“See?” I beamed. “I wrote this.”
“This?” he asked.
“Yeah, all this,” I said, pointing to the headline: Cool Summer Savings — New Condos Starting at $599K.
“Oh,” he said.
After a pause he said cautiously, “Somebody paid you to write that?”
It probably wasn’t the best example.
Similarly, my friend PJ’s dad doesn’t know what she does either. She owns a wedding and event planning business, designing beautiful weddings, handling event logistics and managing her own marketing and sales. Yet, her dad thinks she manages setting tables at events! (Oh dads, you’re the best.)
At least we’re not alone — according to a LinkedIn survey, a third of parents don’t know what their kids do. Last November, LinkedIn started Bring In Your Parents Day, an event where workplaces encourage their employees to invite their parents to visit. LinkedIn says the idea behind helping parents understand what their kids do is that parents can relate more to their kids and offer better advice. Which, in turn, makes for happier, well-rounded employees.
It sounds hokey, but I’d be down for it. After all, now that my job involves more than just copywriting, it’s even harder to explain what I do. When my parents ask, I say, “I put coupons online,” which is pretty much not at all what I do. Ha!
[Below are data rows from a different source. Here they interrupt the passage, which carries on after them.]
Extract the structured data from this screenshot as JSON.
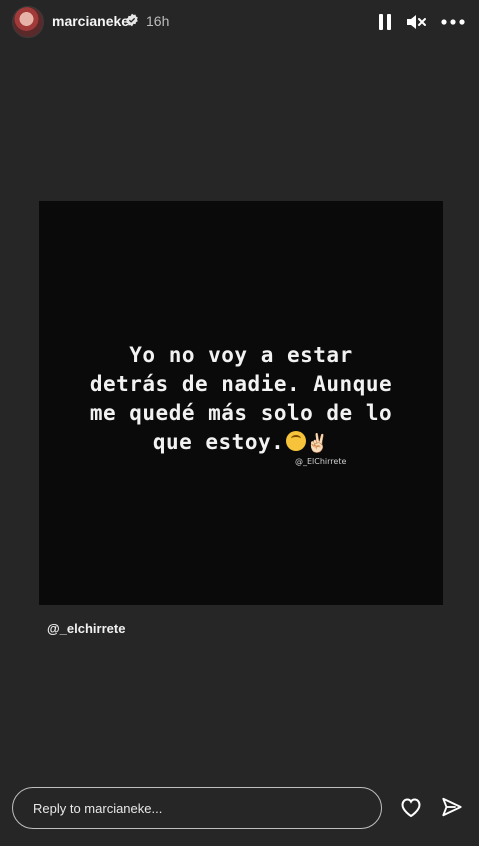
{
  "header": {
    "username": "marcianeke",
    "time": "16h",
    "icons": [
      "avatar",
      "verified-badge-icon",
      "pause-icon",
      "mute-icon",
      "more-icon"
    ]
  },
  "story": {
    "quote_lines": [
      "Yo no voy a estar",
      "detrás de nadie. Aunque",
      "me quedé más solo de lo",
      "que estoy."
    ],
    "emoji_peace": "✌🏻",
    "watermark": "@_ElChirrete",
    "mention": "@_elchirrete"
  },
  "footer": {
    "reply_placeholder": "Reply to marcianeke...",
    "icons": [
      "heart-icon",
      "send-icon"
    ]
  },
  "colors": {
    "background": "#262626",
    "card": "#0a0a0a",
    "text": "#ffffff"
  }
}
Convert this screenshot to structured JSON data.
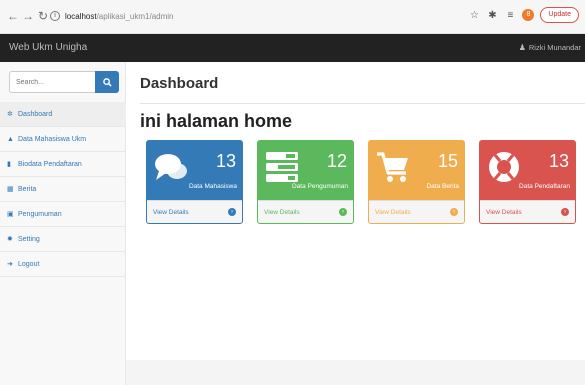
{
  "browser": {
    "url_host": "localhost",
    "url_path": "/aplikasi_ukm1/admin",
    "update_label": "Update",
    "extension_badge": "8"
  },
  "navbar": {
    "brand": "Web Ukm Unigha",
    "user_name": "Rizki Munandar"
  },
  "sidebar": {
    "search_placeholder": "Search...",
    "items": [
      {
        "label": "Dashboard",
        "icon": "dashboard-icon",
        "active": true
      },
      {
        "label": "Data Mahasiswa Ukm",
        "icon": "graduation-cap-icon"
      },
      {
        "label": "Biodata Pendaftaran",
        "icon": "file-icon"
      },
      {
        "label": "Berita",
        "icon": "table-icon"
      },
      {
        "label": "Pengumuman",
        "icon": "image-icon"
      },
      {
        "label": "Setting",
        "icon": "cog-icon"
      },
      {
        "label": "Logout",
        "icon": "sign-out-icon"
      }
    ]
  },
  "main": {
    "title": "Dashboard",
    "welcome": "ini halaman home"
  },
  "panels": [
    {
      "count": "13",
      "label": "Data Mahasiswa",
      "link": "View Details",
      "color": "#337ab7",
      "icon": "comments-icon"
    },
    {
      "count": "12",
      "label": "Data Pengumuman",
      "link": "View Details",
      "color": "#5cb85c",
      "icon": "tasks-icon"
    },
    {
      "count": "15",
      "label": "Data Berita",
      "link": "View Details",
      "color": "#f0ad4e",
      "icon": "shopping-cart-icon"
    },
    {
      "count": "13",
      "label": "Data Pendaftaran",
      "link": "View Details",
      "color": "#d9534f",
      "icon": "support-icon"
    }
  ]
}
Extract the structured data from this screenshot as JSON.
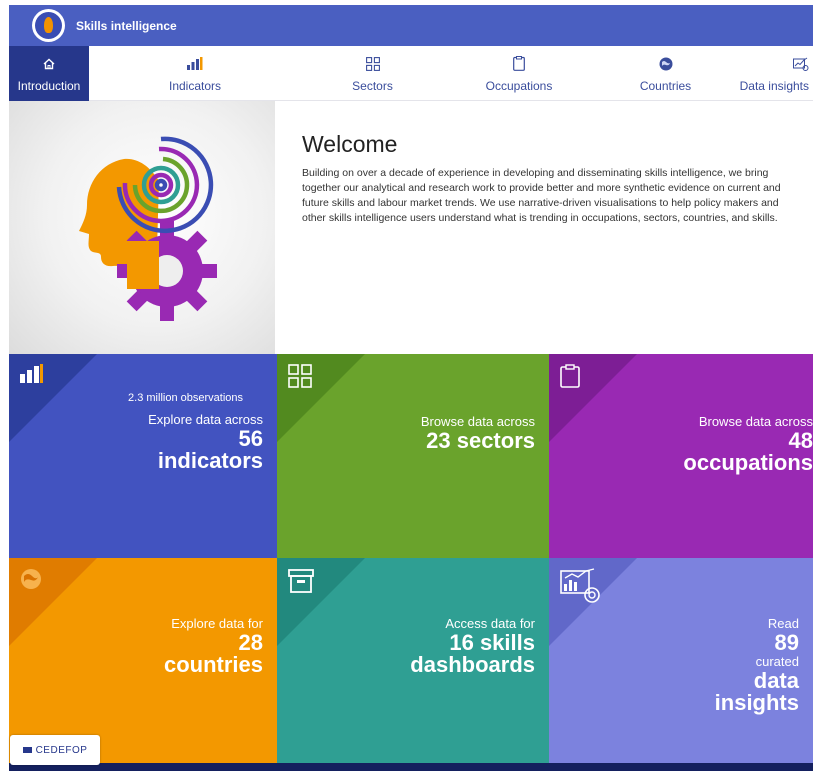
{
  "header": {
    "app_title": "Skills intelligence"
  },
  "nav": [
    {
      "label": "Introduction",
      "icon": "home-icon"
    },
    {
      "label": "Indicators",
      "icon": "bar-chart-icon"
    },
    {
      "label": "Sectors",
      "icon": "grid-icon"
    },
    {
      "label": "Occupations",
      "icon": "clipboard-icon"
    },
    {
      "label": "Countries",
      "icon": "globe-icon"
    },
    {
      "label": "Data insights",
      "icon": "chart-insights-icon"
    }
  ],
  "welcome": {
    "title": "Welcome",
    "body": "Building on over a decade of experience in developing and disseminating skills intelligence, we bring together our analytical and research work to provide better and more synthetic evidence on current and future skills and labour market trends. We use narrative-driven visualisations to help policy makers and other skills intelligence users understand what is trending in occupations, sectors, countries, and skills."
  },
  "tiles": {
    "indicators": {
      "observations": "2.3 million observations",
      "lead": "Explore data across",
      "number": "56",
      "noun": "indicators"
    },
    "sectors": {
      "lead": "Browse data across",
      "highlight": "23 sectors"
    },
    "occupations": {
      "lead": "Browse data across",
      "number": "48",
      "noun": "occupations"
    },
    "countries": {
      "lead": "Explore data for",
      "number": "28",
      "noun": "countries"
    },
    "dashboards": {
      "lead": "Access data for",
      "highlight1": "16 skills",
      "highlight2": "dashboards"
    },
    "insights": {
      "lead": "Read",
      "number": "89",
      "mid": "curated",
      "noun1": "data",
      "noun2": "insights"
    }
  },
  "footer": {
    "brand": "CEDEFOP"
  },
  "colors": {
    "header": "#4a5fc1",
    "nav_active": "#26378b",
    "indicators": "#4253c0",
    "sectors": "#6aa32c",
    "occupations": "#9929b3",
    "countries": "#f39800",
    "dashboards": "#2f9f93",
    "insights": "#7c82de"
  }
}
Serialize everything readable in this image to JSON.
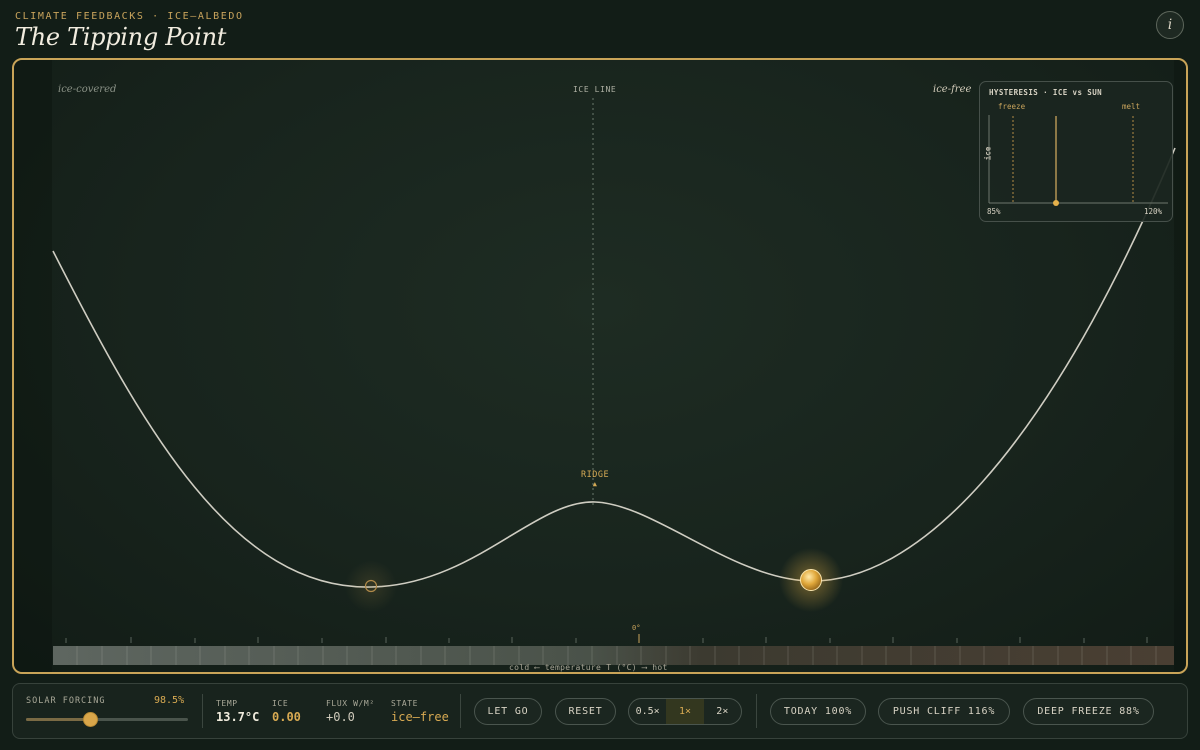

What do you think? Would you bring your parents in if your workplace hosted Bring Your Parents to Work Day?
(Top photo of my sister Sophie working on a treadmill desk; bottom photo of my parents and Petrie)